WORK ITEM: Every line containing the word "value" must be pulled from the records.

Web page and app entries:

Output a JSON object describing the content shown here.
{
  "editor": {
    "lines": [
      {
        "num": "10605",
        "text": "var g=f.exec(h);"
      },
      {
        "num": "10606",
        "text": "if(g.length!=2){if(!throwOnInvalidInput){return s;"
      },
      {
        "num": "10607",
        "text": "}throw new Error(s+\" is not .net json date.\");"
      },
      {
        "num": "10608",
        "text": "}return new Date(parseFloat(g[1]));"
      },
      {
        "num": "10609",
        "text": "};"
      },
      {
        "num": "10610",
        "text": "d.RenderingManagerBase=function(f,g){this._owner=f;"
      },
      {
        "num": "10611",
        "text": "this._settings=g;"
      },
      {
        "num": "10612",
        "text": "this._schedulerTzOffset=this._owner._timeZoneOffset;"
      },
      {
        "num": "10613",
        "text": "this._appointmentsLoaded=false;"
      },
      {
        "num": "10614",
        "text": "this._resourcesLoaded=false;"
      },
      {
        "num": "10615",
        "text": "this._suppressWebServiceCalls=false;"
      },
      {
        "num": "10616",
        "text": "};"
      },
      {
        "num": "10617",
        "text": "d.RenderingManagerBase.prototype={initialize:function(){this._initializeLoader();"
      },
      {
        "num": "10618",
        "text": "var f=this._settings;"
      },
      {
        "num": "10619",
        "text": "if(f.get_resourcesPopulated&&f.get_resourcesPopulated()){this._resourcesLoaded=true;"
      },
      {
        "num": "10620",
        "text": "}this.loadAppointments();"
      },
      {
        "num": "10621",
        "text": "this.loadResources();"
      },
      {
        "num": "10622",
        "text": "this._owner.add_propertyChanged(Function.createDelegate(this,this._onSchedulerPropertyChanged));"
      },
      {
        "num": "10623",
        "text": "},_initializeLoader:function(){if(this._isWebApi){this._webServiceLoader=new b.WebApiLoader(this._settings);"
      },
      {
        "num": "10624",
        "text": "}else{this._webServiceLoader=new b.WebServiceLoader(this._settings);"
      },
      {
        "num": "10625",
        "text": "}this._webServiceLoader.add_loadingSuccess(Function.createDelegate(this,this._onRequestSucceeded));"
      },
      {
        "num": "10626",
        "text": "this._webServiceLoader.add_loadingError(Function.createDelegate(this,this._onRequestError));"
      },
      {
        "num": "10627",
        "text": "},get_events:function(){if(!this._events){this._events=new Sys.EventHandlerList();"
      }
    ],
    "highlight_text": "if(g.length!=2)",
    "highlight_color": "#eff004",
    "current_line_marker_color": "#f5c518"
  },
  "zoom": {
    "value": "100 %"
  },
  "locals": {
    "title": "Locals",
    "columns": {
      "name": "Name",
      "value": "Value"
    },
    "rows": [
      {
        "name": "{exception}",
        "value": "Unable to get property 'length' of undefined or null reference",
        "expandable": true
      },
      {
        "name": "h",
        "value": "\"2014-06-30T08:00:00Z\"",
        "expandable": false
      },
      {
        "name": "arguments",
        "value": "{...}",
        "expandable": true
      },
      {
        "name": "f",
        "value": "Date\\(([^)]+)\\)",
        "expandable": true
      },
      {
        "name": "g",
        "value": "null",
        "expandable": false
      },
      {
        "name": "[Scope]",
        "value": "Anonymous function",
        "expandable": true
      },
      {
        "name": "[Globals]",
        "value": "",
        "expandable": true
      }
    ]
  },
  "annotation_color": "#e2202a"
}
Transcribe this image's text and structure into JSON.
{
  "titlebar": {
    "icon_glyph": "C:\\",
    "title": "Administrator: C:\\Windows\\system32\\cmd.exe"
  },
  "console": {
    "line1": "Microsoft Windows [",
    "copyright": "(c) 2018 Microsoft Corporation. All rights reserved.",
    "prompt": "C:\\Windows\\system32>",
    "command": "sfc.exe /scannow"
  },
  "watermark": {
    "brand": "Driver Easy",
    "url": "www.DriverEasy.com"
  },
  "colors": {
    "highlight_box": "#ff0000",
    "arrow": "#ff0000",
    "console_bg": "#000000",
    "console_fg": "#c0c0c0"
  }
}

TASK ANSWER:
    "value": "100 %"
      "value": "Value"
        "value": "Unable to get property 'length' of undefined or null reference",
        "value": "\"2014-06-30T08:00:00Z\"",
        "value": "{...}",
        "value": "Date\\(([^)]+)\\)",
        "value": "null",
        "value": "Anonymous function",
        "value": "",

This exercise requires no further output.